In the article, Francione points out that that kind of advocacy in no way helps animals, only animal industries. He explains that the “flexitarian” or “vegetarian” animal welfare movements are misguided in thinking that there is a way to humanely raise animals for slaughter. He argues against the general concept of “happy meat,” explaining that it is a myth sold to consumers to justify and actually increase animal consumption.
The “happy meat” stance suggests, for example, that so-called organic dairy manufacturers treat cows “humanely,” when in reality, cows are being tortured no less than conventionally raised dairy cows. The use of the term “organic” in relation to dairy (or any other animal product) refers only to the requirement of organic-certified feed, and has absolutely no implication over the quality of life or treatment an animal receives. Both organic and non-organic cows endure cyclical lives of gestation and constant milking in close confinement. Every dairy cow is forcefully and continually made to produce offspring in order to stay lactating to produce the milk consumed by humans. The offspring constantly generated from milk production are separated from mom 0 – 2 days after birth, and become meat or dairy commodities themselves. Organic and non-organic dairy cows are “culled,” on average, at four years old. They are so exhausted of their biological resources that by this very early age, most are unable to produce what is considered to be “enough” milk to be an efficient commodity to the dairy industry. Cows that develop mastitis, an infection in the milk glands due to over-milking, are viewed as disposable in both organic and non-organic practice, and are sent to slaughter. Life expectancy for a healthy cow raised outside of the food industry is twenty to twenty five years. [http://www.chooseveg.com/dairy.asp]
Francione points out in his response to Newkirk that every single cow in commercial rearing for meat and dairy endures a gruesome life and slaughter, even if their produce is marketed as “humane,” “vegetarian,” or “organic.”

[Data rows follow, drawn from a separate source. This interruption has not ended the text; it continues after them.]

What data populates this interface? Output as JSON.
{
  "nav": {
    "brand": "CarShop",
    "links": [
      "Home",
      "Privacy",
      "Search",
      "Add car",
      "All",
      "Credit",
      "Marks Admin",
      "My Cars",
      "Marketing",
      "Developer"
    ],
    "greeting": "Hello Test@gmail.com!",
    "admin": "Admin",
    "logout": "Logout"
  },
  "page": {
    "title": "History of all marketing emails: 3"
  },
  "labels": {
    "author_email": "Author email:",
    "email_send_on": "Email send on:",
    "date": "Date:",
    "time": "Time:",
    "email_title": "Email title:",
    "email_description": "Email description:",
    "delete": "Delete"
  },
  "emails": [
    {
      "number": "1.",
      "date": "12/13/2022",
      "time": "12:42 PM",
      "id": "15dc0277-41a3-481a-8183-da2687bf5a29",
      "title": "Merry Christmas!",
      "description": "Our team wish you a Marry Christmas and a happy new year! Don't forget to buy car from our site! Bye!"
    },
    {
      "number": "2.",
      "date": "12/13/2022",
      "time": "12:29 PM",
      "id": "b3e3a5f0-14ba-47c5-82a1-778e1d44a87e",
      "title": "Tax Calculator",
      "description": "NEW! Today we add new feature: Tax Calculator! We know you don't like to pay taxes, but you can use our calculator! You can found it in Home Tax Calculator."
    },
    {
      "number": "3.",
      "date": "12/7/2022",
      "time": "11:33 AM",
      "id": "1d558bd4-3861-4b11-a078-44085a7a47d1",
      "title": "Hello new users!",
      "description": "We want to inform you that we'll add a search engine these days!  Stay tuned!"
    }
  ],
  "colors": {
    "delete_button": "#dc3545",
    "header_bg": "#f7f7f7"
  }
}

Repeatedly in his publications, Francione very deftly states the case that it is inherently wrong to use sentient animals and that veganism is the “moral baseline” that needs to be adapted by all so-called animal rights activists. He is well worth a read so click the above link to check him out!